We reveled in breaking the chains of constraint that kept us from having fun. We were always broke. When our kids needed winter clothes I, having been taught by my mother, shoplifted from stores in Rutland. Tricia spent a lot of time on the phone begging her husband and parents for money. We waitressed, cleaned hotel rooms, babysat and tried to budget. But all our money went for booze and drugs and we had trouble holding onto jobs.

Once I drove 150 miles down to Boston to buy a kilo of marijuana in a carful of other amateur pot-buyers. We heard it came from Mexico by boat and was free from sticks and seeds, insuring a higher potency than what we’d been smoking. Somewhere in the supply chain the pot was dried, pressed into bricks and wrapped in plastic. I’d never bought pot in a brick – it was a get-rich-quick scheme dreamed up by the local ski-bum-Unknownpusher guaranteed to turn our $300 investment into a $1000 profit.

In the car we had a load of fresh-rolled joints and a case of Rolling Rock to fortify us for the 6-hour round trip. At our destination, I simply handed my cash to the leader of our pack, too stoned to get out of the car. We partied all the way back up Interstate 91.

I can’t remember when someone passed me my first joint – late teens? early 20’s? I don’t know where or when. Such is the nature of cannabis. You lose track. I saw God many times, in the consciousness-raising vapors arising from Joe Cocker, the Rolling Stones and The Doors. My foray into pot dealing withered on the vine though. I smoked it all up, shared it with friends and strangers alike, unable to make any kind of clear-headed money transaction.

Tricia and I used to laugh that we ingested more drugs and alcohol in an hour than Wizard of Oz star Judy Garland did when she accidentally died that year after swallowing 10 sleeping pills and a few glasses of wine. The delusion of our invincibility propelled us to smoke more pot, drink more alcohol and swallow stronger drugs.
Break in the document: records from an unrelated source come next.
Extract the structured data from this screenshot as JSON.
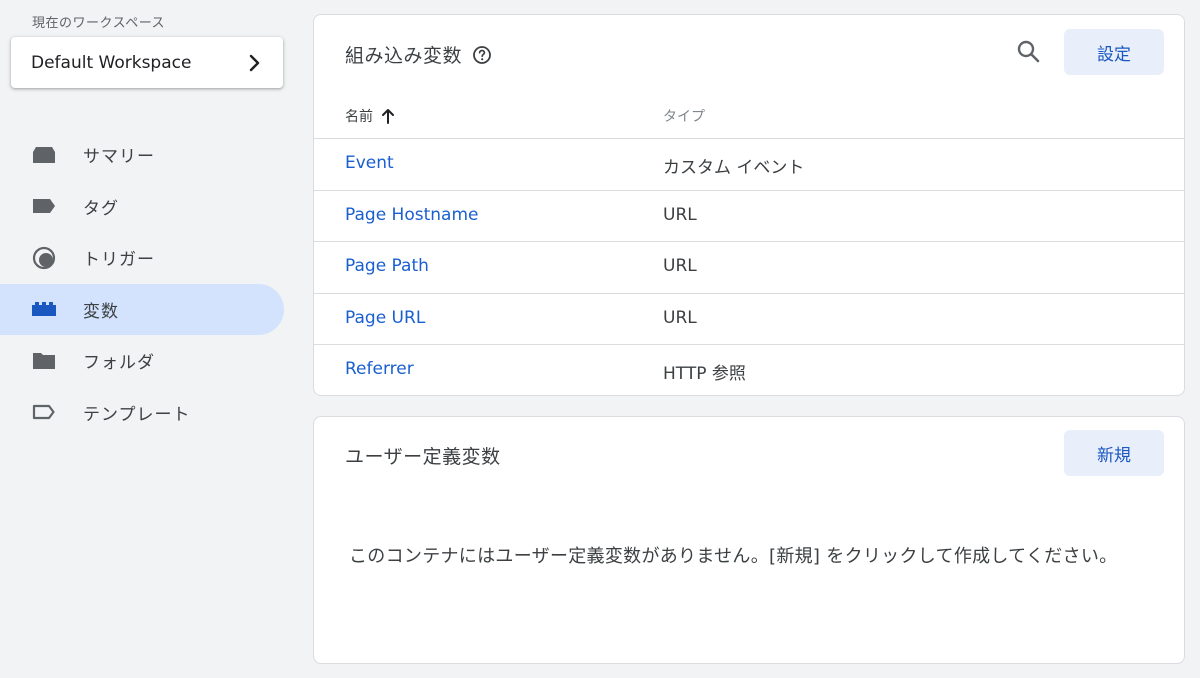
{
  "sidebar": {
    "workspace_label": "現在のワークスペース",
    "workspace_name": "Default Workspace",
    "items": [
      {
        "label": "サマリー",
        "icon": "overview-icon"
      },
      {
        "label": "タグ",
        "icon": "tag-icon"
      },
      {
        "label": "トリガー",
        "icon": "trigger-icon"
      },
      {
        "label": "変数",
        "icon": "variables-icon",
        "active": true
      },
      {
        "label": "フォルダ",
        "icon": "folder-icon"
      },
      {
        "label": "テンプレート",
        "icon": "template-icon"
      }
    ]
  },
  "builtin": {
    "title": "組み込み変数",
    "configure_label": "設定",
    "columns": {
      "name": "名前",
      "type": "タイプ"
    },
    "rows": [
      {
        "name": "Event",
        "type": "カスタム イベント"
      },
      {
        "name": "Page Hostname",
        "type": "URL"
      },
      {
        "name": "Page Path",
        "type": "URL"
      },
      {
        "name": "Page URL",
        "type": "URL"
      },
      {
        "name": "Referrer",
        "type": "HTTP 参照"
      }
    ]
  },
  "user_defined": {
    "title": "ユーザー定義変数",
    "new_label": "新規",
    "empty_message": "このコンテナにはユーザー定義変数がありません。[新規] をクリックして作成してください。"
  },
  "colors": {
    "accent": "#1a73e8",
    "link": "#1a5fd0",
    "active_nav_bg": "#d3e3fd",
    "button_bg": "#e8effa"
  }
}
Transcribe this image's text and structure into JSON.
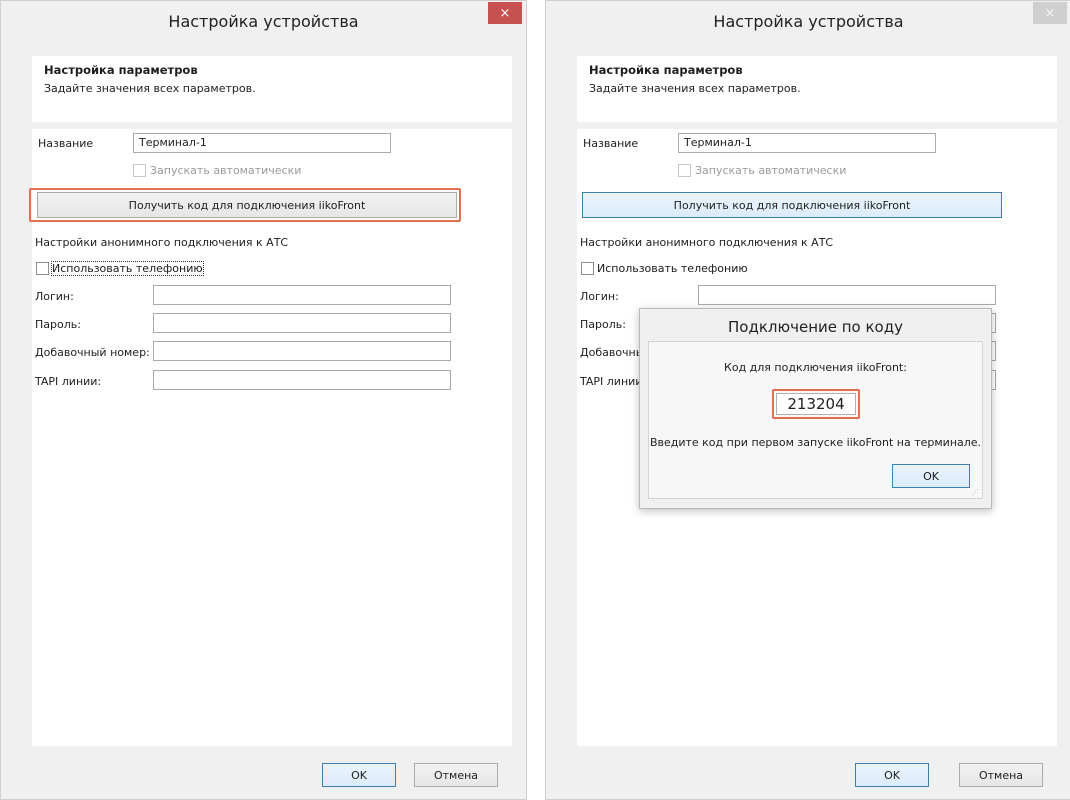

Against all odds I survived my addictions.  But pot? Man, it still calls my name in the night.